Sniglet Font Just Wants to Have Fun
I miss the LovEvolution Love Parade, a Fall event that used to bounce through the streets of San Francisco promoting peace, love, and respect...along with a chance to dress 60s style and take to the streets in full party mode. Permit concerns blocked the parade last year, and that is a bummer, friends, because we just found the perfect typeface for our Super!Fantastic!!TM float entry, that being the bubble-icious Sniglet (free) by Canadian designer Haley Fiege. No font says LOVE ME, BABY! quite like Ms. Fiege's creation.
Imagine Civic Center plaza filled with folks in feather boas and hot pants, trance dancing in a style that recalls the heyday of Mister Bubble and Day-Glo body paint. Get the picture? No? Then think Kawaii and all things "kyuuto!" No matter how you approach this style, it's all about fun.
Sniglet looks more like a toy than a font. It's visually squeezable. Little clouds of letterforms line up like happy kindergarteners on an outing to the park. Inflated or Fat Display is far from new and has figured prominently on posters and packaging for every decade's party-period since the 60's. The Kawaii style emerged in the 70s, some say as a result of Japanese school girls writing with mechanical pencils instead of brushes. From schoolgirl notebooks to the marketplace, the letterforms blossomed into a style phenomenon, elevating cuteness to an international brand for everything from clothing to food to mannerisms. Typestyles as stealth cultural arbitrators! There's nothing like ballooning a letterform to lift the spirits of consumers. Go ahead and set the word "Sanrio" and you'll see what we mean.

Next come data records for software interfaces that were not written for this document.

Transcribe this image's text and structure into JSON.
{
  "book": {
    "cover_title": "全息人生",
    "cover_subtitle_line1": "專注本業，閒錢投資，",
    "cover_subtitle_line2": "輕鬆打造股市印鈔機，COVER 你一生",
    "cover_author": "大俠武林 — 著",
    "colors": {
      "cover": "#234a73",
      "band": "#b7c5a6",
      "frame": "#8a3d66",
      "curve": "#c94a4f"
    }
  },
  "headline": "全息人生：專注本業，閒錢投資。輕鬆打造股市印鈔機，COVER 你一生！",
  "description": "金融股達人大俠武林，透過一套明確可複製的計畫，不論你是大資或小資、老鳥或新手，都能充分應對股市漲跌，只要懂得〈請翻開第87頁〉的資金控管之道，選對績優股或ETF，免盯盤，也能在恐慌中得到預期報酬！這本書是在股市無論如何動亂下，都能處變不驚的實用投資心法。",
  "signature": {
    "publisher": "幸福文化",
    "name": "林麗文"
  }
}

The set includes full upper and lowercase, numerals, punctuation, and some math and currency signs. Web denizens trying to hide their e-mail addresses will appreciate the designer's witty inclusion of a "spelled out" @ sign. Use this pop-culture style in the spirit it was intended: for fun, for display, set large and preferably colored something less ominous than black. Do specify enough leading to avoid cutting off forms and definitely skip complete sentences of more than four words. Sniglet is not designed to communicate as much as emote.
The download contains two formats: TrueType (.ttf) and its younger sibling OpenType (.otf). OpenType is quickly becoming the industry standard and supports more storage for characters in a font, but load TrueType if your operating system is known to have compatibility issues with the newer format.
Sniglet is registered under an Open Font License. Commercial projects are okay. Selling the font as your design, however, is not okay. We have The League of Movable Type (among others) to thank for democratizing font licensing and making interesting styles available to those of us on a budget. We were delighted to find Sniglet in their lineup.
Some fonts are made for business. Some fonts are made for fun. If and when the Love Parade comes back to town it won't be Baskerville spreading the vibes on our banner. Look for Sniglet, like a bright bouquet of balloons, to mark our spot in the crowd.
Note: To use this font, unzip the folder and install the either the .ttf or .otf file in the folder C:\Windows\Fonts. Note that the fonts won't appear in your applications until you close and re-open them.